▶ **What is expected**: Give back each entry verbatim.

▶ **Provided entries**:

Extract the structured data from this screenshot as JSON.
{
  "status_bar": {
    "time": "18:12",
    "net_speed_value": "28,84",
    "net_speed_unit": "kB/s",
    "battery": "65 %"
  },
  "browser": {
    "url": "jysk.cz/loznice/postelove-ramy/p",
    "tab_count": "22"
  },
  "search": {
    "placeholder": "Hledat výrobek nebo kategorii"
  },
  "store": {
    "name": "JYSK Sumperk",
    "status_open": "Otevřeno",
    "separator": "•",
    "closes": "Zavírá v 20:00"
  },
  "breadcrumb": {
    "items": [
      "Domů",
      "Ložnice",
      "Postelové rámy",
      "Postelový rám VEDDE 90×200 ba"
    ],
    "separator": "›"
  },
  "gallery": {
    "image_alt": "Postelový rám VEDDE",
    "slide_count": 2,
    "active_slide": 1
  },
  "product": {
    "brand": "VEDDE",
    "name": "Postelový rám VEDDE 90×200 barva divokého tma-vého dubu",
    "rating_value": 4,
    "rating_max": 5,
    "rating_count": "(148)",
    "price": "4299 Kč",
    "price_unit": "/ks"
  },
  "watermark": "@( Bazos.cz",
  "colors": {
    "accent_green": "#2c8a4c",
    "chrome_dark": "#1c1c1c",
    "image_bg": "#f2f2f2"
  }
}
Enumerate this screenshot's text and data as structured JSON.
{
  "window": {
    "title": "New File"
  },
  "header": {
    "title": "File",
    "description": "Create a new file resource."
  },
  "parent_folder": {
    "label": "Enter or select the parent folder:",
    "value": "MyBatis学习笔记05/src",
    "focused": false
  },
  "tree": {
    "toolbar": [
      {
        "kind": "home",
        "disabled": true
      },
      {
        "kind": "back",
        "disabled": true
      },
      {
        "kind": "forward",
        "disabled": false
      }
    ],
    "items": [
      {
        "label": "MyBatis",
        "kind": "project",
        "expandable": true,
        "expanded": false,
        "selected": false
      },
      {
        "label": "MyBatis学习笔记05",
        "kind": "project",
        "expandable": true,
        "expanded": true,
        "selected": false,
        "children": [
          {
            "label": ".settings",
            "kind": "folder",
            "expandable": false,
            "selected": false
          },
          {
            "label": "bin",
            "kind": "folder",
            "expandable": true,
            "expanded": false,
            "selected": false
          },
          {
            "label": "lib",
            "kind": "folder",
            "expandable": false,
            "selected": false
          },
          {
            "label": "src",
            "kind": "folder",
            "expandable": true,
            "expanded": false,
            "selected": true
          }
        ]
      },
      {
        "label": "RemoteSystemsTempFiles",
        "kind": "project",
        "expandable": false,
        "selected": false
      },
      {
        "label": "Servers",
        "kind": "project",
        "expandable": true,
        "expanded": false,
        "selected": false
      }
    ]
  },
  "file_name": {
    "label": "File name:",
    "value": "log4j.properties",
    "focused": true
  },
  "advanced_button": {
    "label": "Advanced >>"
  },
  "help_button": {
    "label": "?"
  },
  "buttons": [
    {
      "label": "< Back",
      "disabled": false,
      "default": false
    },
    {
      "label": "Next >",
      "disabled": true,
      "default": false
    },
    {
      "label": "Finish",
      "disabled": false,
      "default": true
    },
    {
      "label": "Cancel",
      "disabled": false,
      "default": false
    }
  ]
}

▶ **Result for this task**:
Extract the structured data from this screenshot as JSON.
{
  "status_bar": {
    "time": "18:12",
    "net_speed_value": "28,84",
    "net_speed_unit": "kB/s",
    "battery": "65 %"
  },
  "browser": {
    "url": "jysk.cz/loznice/postelove-ramy/p",
    "tab_count": "22"
  },
  "search": {
    "placeholder": "Hledat výrobek nebo kategorii"
  },
  "store": {
    "name": "JYSK Sumperk",
    "status_open": "Otevřeno",
    "separator": "•",
    "closes": "Zavírá v 20:00"
  },
  "breadcrumb": {
    "items": [
      "Domů",
      "Ložnice",
      "Postelové rámy",
      "Postelový rám VEDDE 90×200 ba"
    ],
    "separator": "›"
  },
  "gallery": {
    "image_alt": "Postelový rám VEDDE",
    "slide_count": 2,
    "active_slide": 1
  },
  "product": {
    "brand": "VEDDE",
    "name": "Postelový rám VEDDE 90×200 barva divokého tma-vého dubu",
    "rating_value": 4,
    "rating_max": 5,
    "rating_count": "(148)",
    "price": "4299 Kč",
    "price_unit": "/ks"
  },
  "watermark": "@( Bazos.cz",
  "colors": {
    "accent_green": "#2c8a4c",
    "chrome_dark": "#1c1c1c",
    "image_bg": "#f2f2f2"
  }
}
Enumerate this screenshot's text and data as structured JSON.
{
  "window": {
    "title": "New File"
  },
  "header": {
    "title": "File",
    "description": "Create a new file resource."
  },
  "parent_folder": {
    "label": "Enter or select the parent folder:",
    "value": "MyBatis学习笔记05/src",
    "focused": false
  },
  "tree": {
    "toolbar": [
      {
        "kind": "home",
        "disabled": true
      },
      {
        "kind": "back",
        "disabled": true
      },
      {
        "kind": "forward",
        "disabled": false
      }
    ],
    "items": [
      {
        "label": "MyBatis",
        "kind": "project",
        "expandable": true,
        "expanded": false,
        "selected": false
      },
      {
        "label": "MyBatis学习笔记05",
        "kind": "project",
        "expandable": true,
        "expanded": true,
        "selected": false,
        "children": [
          {
            "label": ".settings",
            "kind": "folder",
            "expandable": false,
            "selected": false
          },
          {
            "label": "bin",
            "kind": "folder",
            "expandable": true,
            "expanded": false,
            "selected": false
          },
          {
            "label": "lib",
            "kind": "folder",
            "expandable": false,
            "selected": false
          },
          {
            "label": "src",
            "kind": "folder",
            "expandable": true,
            "expanded": false,
            "selected": true
          }
        ]
      },
      {
        "label": "RemoteSystemsTempFiles",
        "kind": "project",
        "expandable": false,
        "selected": false
      },
      {
        "label": "Servers",
        "kind": "project",
        "expandable": true,
        "expanded": false,
        "selected": false
      }
    ]
  },
  "file_name": {
    "label": "File name:",
    "value": "log4j.properties",
    "focused": true
  },
  "advanced_button": {
    "label": "Advanced >>"
  },
  "help_button": {
    "label": "?"
  },
  "buttons": [
    {
      "label": "< Back",
      "disabled": false,
      "default": false
    },
    {
      "label": "Next >",
      "disabled": true,
      "default": false
    },
    {
      "label": "Finish",
      "disabled": false,
      "default": true
    },
    {
      "label": "Cancel",
      "disabled": false,
      "default": false
    }
  ]
}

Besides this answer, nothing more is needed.